This fall, welcome changes will be coming to MIT as the City of Cambridge plans improvements to the South Massachusetts Ave corridor from Sidney Street to Memorial Drive. In its current state, while navigating this section of Mass Ave, one needs to contend with narrow or non-existent bike lanes, double-parked cars, and distracted drivers speeding inches from your handlebars. The view from the bus is not much better. The 1 and CT1 buses, the most highly trafficked routes in Cambridge, are usually stuck behind a seemingly interminable row of cars during rush hour, reliably taking way too long to make what should be a short trip to Boston or Harvard Square. This project will be a huge improvement to one of the main thoroughfares on campus and will be a proving ground for similar steps to improve transportation around Cambridge.
The planned changes include protected bike lanes that will separate bikes from fast-moving traffic using vertical “flex posts” as seen on parts of Brattle Street, in Central Square, and other parts of Cambridge. The second prominent feature is a bus-only lane that will replace one of the two current vehicular lanes in some sections. This will allow buses to bypass traffic and more efficiently move a greater number of people through the corridor. Additionally, a new crosswalk with flashing signals in front of Flour will improve walkability and pedestrian safety. The city is holding an open house to discuss these designs with anyone who is interested this Thursday, Sept. 27 at 6 p.m. in 32–155.
This corridor is one of the most dangerous in the city for people biking — in fact, an MIT student was killed at the intersection of Vassar Street and Mass Ave in 2011. Crash heat maps show high incidence rates even after accounting for the large volume of bikers. Pedestrians face similar dangers given the long crossing distance and impatient speeding and swerving of drivers and cyclists. Just beyond the project boundary in Central Square, a man earlier this year was hit by a car and killed walking in a crosswalk at night, and another cyclist was recently struck by a opening car door in a hit and run crash.
For buses, the Mass Ave section around MIT has also been identified as one of the worst in the entire MBTA service territory, receiving a “failing” grade based on reliability and excess time sitting in traffic. Encouraging people to get out of their single occupancy vehicles and onto more sustainable transportation has been a city priority for over two decades, but late, infrequent, and slow bus service is a major barrier to attracting more riders. Those who cannot afford to own a car or take taxis are stuck with few alternatives. The bus priority lanes address this issue and make the sustainable and efficient option more attractive.

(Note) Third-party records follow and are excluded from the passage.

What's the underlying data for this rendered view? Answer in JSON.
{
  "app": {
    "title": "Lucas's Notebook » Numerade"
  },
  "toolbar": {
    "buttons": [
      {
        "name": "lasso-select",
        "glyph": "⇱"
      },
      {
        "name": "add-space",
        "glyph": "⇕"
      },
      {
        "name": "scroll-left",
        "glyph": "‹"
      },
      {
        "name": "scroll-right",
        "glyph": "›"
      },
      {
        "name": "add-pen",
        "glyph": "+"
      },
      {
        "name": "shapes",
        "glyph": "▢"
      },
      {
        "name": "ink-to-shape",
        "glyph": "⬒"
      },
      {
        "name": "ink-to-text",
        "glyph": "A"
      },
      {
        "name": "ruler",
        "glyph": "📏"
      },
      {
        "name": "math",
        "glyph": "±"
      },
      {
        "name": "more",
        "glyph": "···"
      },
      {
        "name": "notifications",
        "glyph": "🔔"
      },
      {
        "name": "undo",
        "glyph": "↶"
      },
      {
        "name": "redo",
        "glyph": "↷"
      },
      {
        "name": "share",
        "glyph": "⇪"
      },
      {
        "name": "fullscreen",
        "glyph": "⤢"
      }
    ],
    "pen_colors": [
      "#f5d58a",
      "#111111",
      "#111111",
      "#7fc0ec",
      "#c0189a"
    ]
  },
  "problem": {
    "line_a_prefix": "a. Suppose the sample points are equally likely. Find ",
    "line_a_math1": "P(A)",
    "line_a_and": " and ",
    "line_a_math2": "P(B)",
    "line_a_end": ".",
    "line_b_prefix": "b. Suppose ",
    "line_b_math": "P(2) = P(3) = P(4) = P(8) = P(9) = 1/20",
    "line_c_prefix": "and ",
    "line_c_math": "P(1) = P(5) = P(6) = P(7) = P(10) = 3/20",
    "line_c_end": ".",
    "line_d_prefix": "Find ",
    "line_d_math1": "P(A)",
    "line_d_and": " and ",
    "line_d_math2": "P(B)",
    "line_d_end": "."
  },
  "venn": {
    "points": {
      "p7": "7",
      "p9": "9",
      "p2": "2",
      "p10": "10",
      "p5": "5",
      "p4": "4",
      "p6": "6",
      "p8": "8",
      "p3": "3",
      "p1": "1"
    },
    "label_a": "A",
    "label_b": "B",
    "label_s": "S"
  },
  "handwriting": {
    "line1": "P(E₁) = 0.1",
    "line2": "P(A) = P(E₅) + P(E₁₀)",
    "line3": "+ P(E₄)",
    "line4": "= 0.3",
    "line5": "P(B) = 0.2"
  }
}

South Mass Ave is a short half-mile stretch in a much larger 20-mile citywide protected network that Cambridge designed as part of the 2015 Bike Plan. Connectivity is perhaps the most important feature of a bike network for occasional or aspiring bikers wary of dangerous conditions. As soon as protected lanes end, bikes are thrust uncomfortably into or next to traffic. Experiences in other cities from New York to Seville demonstrate that benefits in terms of usage are really only achieved when people can travel safely the entire length.

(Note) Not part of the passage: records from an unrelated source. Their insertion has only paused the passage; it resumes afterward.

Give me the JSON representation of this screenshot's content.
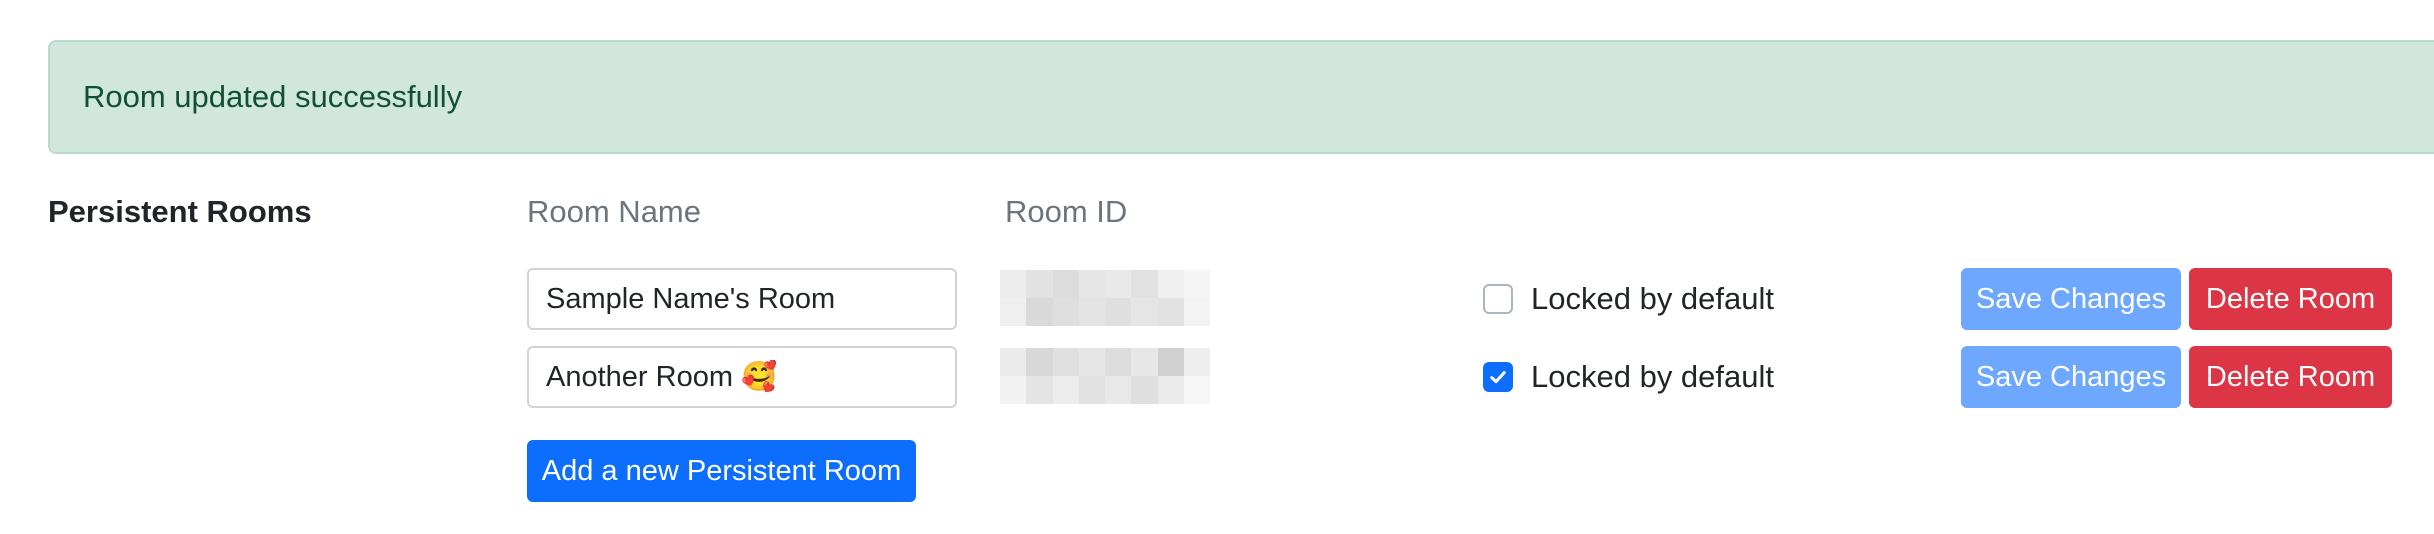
{
  "alert": {
    "message": "Room updated successfully",
    "color": "#0f5132",
    "background": "#d1e7dd"
  },
  "section": {
    "title": "Persistent Rooms"
  },
  "table": {
    "headers": {
      "room_name": "Room Name",
      "room_id": "Room ID"
    },
    "rows": [
      {
        "room_name": "Sample Name's Room",
        "room_id_display": "pixelated",
        "locked_label": "Locked by default",
        "locked": false,
        "save_label": "Save Changes",
        "delete_label": "Delete Room"
      },
      {
        "room_name": "Another Room 🥰",
        "room_id_display": "pixelated",
        "locked_label": "Locked by default",
        "locked": true,
        "save_label": "Save Changes",
        "delete_label": "Delete Room"
      }
    ]
  },
  "actions": {
    "add_label": "Add a new Persistent Room"
  },
  "colors": {
    "primary": "#0d6efd",
    "primary_disabled": "#6ea8fe",
    "danger": "#dc3545",
    "muted": "#6c757d"
  }
}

Unfortunately, the city’s efforts to build the network have slowed in recent years. The half-mile section addressed in this project is the only addition the city has planned for 2018. This delay is the result of efforts by a small group of angry abutters who show up to city meetings on individual streets that are key pieces of the network and fight the development of protected bike lanes. But the slow development is also due to the lack of a clear implementation plan and process for the city to include the bike plan in its projects.
A local petition effort, spearheaded by volunteers at Cambridge Bicycle Safety, is underway to ask the city for a five-year commitment to build the network, to complete a preliminary design street-by-street for the entire network by next year, and to incorporate the bike plan in all street reconstructions. This timeline is more than possible, based on experiences in other cities, but is nonetheless more than many city officials appear to be willing to do at present.
This project will go a long way towards making this section of Mass Ave safer and more efficient for MIT and the greater Cambridge community. It will also hopefully be the first step of many in building the sustainable and usable transportation network our city needs. If you have an opinion on the future of this project and on transportation in general, please make your voice heard at the public meeting on Sept. 27 (6–8 p.m. in 32–155). Cambridge should set an example for other cities by prioritizing public transportation, walking, and biking, and voices from the MIT community will be important in adding to the growing chorus in support of more action for safe streets.
Michael Davidson is a recent graduate of the Institute for Data, Systems, and Society, and is representing Cambridge Bicycle Safety on the project advisory board.
Dustin Weigl is a masters student representing MIT students on the project advisory board and is chair of the GSC transportation subcommittee.